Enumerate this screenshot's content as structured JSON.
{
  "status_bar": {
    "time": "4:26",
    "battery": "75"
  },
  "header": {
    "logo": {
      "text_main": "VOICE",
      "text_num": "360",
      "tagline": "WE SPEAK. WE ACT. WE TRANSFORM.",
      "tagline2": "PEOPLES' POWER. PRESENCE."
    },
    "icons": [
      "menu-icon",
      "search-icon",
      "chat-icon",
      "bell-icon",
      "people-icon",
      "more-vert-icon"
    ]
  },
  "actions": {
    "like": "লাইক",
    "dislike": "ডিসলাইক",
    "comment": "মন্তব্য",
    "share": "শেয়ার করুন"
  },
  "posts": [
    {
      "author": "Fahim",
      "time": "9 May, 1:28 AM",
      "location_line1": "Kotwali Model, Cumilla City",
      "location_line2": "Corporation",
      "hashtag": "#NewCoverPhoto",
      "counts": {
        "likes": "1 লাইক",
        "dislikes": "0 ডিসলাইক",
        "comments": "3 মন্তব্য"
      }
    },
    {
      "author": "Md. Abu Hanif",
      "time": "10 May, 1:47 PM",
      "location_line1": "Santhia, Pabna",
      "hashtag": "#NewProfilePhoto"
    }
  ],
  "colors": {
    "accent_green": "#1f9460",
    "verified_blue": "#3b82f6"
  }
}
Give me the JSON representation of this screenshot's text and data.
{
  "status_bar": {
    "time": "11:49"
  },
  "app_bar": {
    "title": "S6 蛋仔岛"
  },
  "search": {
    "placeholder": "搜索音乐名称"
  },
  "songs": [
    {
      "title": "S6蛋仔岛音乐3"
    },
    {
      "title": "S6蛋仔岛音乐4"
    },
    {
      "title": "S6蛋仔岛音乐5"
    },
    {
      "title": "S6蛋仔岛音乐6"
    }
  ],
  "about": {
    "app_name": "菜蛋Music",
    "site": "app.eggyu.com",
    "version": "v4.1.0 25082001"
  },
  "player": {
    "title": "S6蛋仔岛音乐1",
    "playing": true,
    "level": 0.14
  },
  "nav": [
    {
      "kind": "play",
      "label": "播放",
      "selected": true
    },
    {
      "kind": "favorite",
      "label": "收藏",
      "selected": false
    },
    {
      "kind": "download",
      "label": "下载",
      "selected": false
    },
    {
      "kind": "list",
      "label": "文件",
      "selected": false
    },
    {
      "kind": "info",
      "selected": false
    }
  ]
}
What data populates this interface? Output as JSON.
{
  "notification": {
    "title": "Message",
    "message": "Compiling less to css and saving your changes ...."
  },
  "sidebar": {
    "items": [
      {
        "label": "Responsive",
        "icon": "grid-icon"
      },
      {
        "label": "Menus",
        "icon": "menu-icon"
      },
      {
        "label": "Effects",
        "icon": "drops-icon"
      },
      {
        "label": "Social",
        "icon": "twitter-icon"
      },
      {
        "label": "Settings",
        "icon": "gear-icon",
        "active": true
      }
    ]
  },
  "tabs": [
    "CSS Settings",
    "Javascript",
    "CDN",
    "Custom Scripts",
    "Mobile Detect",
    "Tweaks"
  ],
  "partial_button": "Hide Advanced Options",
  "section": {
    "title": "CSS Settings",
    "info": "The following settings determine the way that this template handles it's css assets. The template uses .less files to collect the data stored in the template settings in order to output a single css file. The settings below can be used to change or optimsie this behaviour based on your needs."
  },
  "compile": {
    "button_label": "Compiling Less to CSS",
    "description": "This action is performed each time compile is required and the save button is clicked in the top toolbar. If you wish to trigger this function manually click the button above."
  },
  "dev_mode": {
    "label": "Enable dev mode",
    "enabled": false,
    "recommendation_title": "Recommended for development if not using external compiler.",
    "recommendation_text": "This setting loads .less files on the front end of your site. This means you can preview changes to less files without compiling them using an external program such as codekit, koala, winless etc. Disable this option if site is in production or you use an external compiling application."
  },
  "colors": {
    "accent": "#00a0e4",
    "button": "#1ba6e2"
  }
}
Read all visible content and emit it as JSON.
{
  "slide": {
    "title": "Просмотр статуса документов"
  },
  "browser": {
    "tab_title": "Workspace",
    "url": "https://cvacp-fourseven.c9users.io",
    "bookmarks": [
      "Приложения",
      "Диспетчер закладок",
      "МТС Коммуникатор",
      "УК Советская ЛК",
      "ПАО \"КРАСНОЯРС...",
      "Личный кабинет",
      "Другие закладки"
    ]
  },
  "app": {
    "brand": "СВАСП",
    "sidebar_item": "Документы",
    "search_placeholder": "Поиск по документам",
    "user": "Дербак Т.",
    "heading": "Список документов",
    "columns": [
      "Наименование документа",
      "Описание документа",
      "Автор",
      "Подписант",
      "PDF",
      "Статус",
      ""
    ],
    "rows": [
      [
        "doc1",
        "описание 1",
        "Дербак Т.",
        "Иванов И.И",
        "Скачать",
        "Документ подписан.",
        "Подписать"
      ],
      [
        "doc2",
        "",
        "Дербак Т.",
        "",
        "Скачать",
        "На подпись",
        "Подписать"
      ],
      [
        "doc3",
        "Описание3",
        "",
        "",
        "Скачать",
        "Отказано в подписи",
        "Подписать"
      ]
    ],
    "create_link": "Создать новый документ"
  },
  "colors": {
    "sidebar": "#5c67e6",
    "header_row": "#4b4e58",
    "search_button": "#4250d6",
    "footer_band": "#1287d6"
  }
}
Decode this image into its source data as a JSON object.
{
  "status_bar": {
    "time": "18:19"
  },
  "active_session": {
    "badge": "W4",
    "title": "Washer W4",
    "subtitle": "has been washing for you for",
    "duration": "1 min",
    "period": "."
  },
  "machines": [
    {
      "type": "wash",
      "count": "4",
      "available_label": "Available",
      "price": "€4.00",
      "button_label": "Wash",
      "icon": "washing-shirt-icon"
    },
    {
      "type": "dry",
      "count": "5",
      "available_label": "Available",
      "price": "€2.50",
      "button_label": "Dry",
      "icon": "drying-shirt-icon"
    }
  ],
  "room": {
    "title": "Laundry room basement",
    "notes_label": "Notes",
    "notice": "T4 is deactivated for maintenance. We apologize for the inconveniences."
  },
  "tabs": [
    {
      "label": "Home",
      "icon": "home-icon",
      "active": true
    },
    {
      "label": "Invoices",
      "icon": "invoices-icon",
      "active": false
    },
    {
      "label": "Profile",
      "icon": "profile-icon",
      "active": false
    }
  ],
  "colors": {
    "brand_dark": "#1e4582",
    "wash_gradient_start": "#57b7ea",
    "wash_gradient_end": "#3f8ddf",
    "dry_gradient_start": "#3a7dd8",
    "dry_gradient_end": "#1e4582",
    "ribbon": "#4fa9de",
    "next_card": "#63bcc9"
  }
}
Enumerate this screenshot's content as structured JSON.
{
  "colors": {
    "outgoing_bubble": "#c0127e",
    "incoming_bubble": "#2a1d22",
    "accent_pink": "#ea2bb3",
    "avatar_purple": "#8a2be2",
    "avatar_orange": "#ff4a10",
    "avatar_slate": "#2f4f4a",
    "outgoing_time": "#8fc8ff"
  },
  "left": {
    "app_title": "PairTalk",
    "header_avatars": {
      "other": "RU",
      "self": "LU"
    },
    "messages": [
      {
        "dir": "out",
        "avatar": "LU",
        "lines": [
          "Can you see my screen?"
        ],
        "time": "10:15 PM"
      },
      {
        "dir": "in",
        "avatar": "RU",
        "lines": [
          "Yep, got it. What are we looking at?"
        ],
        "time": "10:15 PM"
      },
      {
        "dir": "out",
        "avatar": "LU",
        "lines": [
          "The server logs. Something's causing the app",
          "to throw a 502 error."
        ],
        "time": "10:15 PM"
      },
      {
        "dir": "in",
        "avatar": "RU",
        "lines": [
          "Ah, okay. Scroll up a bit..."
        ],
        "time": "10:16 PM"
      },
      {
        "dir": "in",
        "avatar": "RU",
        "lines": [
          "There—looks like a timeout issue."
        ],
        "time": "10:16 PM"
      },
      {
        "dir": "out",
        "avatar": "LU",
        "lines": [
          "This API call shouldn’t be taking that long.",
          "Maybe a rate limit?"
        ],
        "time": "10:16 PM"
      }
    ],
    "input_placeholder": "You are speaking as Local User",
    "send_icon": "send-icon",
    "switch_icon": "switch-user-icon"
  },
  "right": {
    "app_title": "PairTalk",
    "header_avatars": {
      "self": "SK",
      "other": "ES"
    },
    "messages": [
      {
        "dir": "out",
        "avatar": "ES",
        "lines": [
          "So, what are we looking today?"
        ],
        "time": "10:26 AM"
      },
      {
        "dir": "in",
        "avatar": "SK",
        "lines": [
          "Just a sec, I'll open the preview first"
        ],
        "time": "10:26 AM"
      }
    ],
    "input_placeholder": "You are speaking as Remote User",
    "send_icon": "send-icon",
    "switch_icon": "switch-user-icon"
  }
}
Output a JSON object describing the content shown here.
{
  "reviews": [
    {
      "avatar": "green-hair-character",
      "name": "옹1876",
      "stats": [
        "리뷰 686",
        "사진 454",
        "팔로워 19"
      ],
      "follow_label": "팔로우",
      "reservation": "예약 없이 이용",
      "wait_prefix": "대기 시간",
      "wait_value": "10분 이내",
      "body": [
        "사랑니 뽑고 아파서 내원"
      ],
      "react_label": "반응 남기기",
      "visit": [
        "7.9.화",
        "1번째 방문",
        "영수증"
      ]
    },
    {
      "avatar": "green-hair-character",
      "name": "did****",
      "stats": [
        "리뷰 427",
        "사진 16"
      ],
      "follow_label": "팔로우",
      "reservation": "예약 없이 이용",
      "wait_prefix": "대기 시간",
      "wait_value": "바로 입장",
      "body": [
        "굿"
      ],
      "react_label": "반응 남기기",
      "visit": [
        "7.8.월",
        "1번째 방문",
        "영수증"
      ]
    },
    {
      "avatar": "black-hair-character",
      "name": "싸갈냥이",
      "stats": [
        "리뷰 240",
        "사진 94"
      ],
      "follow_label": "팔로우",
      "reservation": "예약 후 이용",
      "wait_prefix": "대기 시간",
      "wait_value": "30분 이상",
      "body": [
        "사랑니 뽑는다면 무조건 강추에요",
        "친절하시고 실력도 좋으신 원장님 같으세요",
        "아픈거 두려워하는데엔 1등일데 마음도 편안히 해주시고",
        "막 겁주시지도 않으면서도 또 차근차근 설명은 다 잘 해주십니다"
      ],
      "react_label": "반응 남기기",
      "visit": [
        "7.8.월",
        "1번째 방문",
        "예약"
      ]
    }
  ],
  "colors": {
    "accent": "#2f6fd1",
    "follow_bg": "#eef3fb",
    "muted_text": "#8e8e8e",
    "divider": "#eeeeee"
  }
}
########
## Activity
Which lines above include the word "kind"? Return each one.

## Exercise solution
      "kind": "play",
      "kind": "favorite",
      "kind": "download",
      "kind": "list",
      "kind": "info",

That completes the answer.